**WHAT TO DO**
Show all lines of the listing that hold the word "true".

------ INFORMATION PROVIDED

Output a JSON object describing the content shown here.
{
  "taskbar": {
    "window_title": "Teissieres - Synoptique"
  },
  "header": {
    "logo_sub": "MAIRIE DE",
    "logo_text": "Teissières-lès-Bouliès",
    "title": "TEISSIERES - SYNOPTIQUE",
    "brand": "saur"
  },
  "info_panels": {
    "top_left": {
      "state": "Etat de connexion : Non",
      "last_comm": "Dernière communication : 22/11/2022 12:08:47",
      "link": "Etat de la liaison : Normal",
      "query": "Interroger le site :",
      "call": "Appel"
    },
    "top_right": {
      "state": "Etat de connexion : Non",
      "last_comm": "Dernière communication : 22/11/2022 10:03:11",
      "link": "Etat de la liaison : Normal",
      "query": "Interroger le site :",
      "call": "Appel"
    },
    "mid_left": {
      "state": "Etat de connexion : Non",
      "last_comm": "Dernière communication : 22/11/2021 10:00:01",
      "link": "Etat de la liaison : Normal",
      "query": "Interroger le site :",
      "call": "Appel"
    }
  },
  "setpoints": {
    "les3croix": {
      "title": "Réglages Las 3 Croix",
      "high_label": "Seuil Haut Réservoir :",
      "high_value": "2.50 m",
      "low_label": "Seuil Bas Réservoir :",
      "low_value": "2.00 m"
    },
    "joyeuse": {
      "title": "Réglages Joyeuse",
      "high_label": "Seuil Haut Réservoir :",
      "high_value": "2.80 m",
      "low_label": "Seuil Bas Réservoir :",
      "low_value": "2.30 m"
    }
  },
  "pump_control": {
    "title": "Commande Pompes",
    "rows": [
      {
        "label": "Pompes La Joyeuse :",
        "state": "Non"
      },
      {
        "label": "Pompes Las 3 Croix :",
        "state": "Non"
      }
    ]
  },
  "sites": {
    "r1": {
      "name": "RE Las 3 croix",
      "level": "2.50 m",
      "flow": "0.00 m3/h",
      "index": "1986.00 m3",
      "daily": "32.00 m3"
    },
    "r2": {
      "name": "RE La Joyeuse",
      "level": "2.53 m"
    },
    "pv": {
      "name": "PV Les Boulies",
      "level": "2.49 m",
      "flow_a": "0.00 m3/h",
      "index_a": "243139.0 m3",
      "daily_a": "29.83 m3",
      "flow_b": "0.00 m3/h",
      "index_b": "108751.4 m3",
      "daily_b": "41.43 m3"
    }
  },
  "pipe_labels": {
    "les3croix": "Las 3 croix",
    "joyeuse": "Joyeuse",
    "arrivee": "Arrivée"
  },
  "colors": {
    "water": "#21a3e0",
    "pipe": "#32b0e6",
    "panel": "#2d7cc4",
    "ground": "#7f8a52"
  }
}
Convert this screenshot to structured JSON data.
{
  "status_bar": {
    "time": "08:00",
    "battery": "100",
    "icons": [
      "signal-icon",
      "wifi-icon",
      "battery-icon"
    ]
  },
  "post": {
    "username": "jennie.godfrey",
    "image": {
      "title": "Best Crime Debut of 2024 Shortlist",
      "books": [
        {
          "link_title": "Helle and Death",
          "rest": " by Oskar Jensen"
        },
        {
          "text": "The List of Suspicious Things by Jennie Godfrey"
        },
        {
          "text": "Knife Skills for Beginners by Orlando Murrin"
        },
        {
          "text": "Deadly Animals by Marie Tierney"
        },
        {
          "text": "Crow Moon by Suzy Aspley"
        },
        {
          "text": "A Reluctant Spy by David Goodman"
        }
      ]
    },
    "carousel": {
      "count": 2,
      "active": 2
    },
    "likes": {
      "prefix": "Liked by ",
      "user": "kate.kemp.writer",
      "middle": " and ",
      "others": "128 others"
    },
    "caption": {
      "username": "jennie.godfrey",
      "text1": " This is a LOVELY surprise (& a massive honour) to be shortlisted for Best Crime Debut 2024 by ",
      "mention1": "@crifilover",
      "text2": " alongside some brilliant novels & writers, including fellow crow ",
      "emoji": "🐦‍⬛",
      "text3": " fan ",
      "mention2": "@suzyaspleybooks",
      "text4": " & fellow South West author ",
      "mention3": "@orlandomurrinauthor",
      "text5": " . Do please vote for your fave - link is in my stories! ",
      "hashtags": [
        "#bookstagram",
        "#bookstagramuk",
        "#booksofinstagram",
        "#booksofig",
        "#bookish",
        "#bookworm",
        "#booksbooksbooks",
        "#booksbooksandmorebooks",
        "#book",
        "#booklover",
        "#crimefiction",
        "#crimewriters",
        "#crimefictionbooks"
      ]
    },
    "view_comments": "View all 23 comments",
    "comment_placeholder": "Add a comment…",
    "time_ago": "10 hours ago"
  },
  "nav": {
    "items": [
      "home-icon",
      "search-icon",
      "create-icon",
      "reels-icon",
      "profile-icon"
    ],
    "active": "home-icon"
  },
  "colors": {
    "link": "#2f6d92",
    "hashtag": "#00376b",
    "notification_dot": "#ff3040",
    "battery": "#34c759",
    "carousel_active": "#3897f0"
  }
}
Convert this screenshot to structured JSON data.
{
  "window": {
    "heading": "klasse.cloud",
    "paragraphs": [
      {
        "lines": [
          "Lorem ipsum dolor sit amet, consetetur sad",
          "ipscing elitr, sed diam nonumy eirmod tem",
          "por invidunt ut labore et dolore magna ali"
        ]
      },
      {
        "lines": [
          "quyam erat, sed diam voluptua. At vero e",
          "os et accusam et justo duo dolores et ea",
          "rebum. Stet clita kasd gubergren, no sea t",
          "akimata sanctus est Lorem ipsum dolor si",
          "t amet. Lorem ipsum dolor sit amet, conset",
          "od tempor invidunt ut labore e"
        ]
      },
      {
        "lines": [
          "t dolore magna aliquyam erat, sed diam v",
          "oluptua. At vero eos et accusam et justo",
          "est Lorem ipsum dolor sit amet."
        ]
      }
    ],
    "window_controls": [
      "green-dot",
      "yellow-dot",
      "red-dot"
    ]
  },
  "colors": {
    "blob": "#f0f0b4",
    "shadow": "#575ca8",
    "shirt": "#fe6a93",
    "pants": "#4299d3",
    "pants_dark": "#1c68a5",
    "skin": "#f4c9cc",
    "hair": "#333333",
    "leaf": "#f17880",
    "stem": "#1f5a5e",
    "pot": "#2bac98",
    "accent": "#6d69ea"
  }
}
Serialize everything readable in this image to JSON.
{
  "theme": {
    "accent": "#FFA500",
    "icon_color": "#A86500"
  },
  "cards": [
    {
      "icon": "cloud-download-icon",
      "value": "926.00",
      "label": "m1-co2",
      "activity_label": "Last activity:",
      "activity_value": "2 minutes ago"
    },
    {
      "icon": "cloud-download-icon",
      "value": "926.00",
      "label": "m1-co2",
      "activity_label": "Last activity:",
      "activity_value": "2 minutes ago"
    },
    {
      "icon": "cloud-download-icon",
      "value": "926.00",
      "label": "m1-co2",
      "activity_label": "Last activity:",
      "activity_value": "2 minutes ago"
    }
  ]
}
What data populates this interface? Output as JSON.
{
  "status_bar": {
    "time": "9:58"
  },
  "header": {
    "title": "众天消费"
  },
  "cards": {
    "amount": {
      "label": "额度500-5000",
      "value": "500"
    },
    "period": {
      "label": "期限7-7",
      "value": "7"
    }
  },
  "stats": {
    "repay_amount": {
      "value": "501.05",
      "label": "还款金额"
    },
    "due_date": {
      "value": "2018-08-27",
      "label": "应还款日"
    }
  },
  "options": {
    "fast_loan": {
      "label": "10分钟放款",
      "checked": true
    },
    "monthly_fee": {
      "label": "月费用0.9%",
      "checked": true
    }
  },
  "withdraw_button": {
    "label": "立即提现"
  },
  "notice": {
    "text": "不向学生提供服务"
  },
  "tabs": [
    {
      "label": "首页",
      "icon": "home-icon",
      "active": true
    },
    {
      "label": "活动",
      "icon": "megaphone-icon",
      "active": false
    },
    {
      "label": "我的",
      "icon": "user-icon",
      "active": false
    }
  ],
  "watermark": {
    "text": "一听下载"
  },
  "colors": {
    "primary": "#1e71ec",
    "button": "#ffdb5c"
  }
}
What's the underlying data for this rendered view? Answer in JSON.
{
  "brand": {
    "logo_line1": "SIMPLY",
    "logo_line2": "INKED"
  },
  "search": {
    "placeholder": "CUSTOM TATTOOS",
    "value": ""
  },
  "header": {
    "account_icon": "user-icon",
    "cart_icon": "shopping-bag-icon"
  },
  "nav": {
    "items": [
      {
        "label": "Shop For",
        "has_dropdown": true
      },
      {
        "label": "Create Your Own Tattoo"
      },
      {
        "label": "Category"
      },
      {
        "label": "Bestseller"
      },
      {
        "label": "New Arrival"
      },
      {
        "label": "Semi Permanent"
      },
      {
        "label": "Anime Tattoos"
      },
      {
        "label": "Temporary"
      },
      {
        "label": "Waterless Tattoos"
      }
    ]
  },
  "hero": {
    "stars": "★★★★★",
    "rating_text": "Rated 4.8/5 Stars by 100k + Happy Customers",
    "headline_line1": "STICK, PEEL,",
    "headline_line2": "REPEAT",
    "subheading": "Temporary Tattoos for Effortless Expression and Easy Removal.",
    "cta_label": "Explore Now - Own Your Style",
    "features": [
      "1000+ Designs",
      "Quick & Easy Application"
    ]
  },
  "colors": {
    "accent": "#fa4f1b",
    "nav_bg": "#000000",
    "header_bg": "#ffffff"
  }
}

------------

**ANSWER TO THIS TASK**
      "checked": true
      "checked": true
      "active": true
        "has_dropdown": true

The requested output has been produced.